Your goal » Copy each line of the data below with the word "dakika".

Data extract »
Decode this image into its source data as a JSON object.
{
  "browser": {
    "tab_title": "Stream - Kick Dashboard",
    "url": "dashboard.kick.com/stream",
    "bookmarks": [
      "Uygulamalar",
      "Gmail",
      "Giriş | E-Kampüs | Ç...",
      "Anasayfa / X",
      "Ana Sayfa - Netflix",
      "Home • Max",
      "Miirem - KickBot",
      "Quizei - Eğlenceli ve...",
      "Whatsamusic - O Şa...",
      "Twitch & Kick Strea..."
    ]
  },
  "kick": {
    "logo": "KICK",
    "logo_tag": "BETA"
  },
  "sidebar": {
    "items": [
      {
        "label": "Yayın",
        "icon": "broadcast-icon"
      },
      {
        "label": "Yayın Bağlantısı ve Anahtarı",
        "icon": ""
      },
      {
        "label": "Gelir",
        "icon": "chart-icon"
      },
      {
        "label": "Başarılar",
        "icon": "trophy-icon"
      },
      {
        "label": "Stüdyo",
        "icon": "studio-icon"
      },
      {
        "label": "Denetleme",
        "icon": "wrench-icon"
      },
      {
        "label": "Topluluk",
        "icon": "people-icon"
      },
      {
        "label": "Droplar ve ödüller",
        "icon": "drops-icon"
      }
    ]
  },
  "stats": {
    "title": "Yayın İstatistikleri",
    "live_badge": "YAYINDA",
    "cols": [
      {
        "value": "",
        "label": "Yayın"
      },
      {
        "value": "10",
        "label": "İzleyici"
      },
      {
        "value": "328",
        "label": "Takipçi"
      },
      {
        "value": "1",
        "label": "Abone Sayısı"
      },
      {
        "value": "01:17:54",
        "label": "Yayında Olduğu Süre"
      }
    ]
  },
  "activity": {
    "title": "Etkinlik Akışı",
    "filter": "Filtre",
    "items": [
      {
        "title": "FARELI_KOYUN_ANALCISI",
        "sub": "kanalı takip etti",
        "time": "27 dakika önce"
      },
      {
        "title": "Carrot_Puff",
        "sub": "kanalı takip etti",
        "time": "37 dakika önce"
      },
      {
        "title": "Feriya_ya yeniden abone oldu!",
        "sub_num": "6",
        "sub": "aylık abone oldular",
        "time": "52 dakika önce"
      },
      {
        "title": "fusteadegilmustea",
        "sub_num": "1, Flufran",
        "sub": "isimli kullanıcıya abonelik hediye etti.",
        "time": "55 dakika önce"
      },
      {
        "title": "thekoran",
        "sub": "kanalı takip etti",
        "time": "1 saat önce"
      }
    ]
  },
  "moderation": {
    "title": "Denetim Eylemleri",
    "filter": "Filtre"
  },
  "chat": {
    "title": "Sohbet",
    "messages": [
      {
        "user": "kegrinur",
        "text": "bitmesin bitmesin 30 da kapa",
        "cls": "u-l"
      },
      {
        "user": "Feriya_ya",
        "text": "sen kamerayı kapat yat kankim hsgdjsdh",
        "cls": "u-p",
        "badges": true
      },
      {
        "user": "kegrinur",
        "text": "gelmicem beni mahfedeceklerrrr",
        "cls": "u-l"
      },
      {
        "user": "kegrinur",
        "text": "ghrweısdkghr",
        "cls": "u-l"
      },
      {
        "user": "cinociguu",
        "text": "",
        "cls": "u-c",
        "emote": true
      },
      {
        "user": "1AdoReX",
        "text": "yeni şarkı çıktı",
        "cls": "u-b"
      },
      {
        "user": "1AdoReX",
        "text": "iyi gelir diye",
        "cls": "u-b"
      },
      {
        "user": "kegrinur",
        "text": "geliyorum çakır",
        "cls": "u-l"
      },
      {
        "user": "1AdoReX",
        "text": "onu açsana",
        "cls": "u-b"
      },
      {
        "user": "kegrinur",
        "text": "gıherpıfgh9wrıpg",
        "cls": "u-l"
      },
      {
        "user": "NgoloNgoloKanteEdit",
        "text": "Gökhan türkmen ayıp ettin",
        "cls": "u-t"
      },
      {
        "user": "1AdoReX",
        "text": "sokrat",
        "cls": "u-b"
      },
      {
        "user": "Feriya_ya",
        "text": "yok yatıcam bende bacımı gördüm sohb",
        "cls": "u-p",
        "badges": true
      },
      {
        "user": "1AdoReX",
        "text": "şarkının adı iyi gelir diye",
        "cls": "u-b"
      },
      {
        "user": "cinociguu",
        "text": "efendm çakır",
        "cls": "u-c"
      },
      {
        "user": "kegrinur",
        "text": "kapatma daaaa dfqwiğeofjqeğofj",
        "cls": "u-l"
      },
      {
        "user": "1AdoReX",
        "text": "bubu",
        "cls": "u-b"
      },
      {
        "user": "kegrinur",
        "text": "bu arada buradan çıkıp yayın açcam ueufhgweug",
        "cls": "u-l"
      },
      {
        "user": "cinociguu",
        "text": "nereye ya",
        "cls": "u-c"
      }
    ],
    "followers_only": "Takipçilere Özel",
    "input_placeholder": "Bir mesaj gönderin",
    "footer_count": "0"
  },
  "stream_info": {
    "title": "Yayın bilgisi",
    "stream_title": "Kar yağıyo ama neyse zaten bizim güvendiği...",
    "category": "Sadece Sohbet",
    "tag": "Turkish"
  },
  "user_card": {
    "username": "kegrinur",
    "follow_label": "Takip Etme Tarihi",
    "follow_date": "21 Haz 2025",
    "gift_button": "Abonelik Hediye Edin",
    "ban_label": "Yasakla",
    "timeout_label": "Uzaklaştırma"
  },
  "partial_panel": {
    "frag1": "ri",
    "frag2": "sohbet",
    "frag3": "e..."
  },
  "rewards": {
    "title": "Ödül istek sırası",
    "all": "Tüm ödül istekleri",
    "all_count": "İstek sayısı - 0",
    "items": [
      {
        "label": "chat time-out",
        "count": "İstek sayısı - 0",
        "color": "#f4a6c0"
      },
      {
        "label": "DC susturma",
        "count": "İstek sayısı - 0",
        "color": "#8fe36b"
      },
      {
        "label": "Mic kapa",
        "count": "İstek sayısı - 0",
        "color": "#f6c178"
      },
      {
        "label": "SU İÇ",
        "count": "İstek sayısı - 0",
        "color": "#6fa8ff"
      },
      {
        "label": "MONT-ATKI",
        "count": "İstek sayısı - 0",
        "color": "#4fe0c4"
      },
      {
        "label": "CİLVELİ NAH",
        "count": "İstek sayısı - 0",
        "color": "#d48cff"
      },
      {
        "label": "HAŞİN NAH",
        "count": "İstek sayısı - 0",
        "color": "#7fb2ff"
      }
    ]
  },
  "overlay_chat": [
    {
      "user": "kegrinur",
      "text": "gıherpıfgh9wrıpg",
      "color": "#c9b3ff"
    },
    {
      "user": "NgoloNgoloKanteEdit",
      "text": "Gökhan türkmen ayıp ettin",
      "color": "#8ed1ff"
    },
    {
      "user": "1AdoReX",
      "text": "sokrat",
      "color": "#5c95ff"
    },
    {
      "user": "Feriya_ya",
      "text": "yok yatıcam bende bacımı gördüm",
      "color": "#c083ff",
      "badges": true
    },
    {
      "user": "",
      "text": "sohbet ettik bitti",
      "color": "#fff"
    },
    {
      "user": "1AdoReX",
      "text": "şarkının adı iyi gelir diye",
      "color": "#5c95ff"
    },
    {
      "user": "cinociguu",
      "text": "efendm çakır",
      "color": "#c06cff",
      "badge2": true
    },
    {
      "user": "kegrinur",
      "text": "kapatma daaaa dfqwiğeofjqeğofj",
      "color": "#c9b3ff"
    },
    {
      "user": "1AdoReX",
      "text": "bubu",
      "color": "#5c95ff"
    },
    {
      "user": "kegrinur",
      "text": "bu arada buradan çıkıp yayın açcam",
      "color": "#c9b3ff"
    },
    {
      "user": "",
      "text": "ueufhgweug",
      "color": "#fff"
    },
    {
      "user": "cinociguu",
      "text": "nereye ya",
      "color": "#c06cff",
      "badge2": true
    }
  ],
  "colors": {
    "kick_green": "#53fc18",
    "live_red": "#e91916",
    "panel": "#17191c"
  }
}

Reply »
        "time": "27 dakika önce"
        "time": "37 dakika önce"
        "time": "52 dakika önce"
        "time": "55 dakika önce"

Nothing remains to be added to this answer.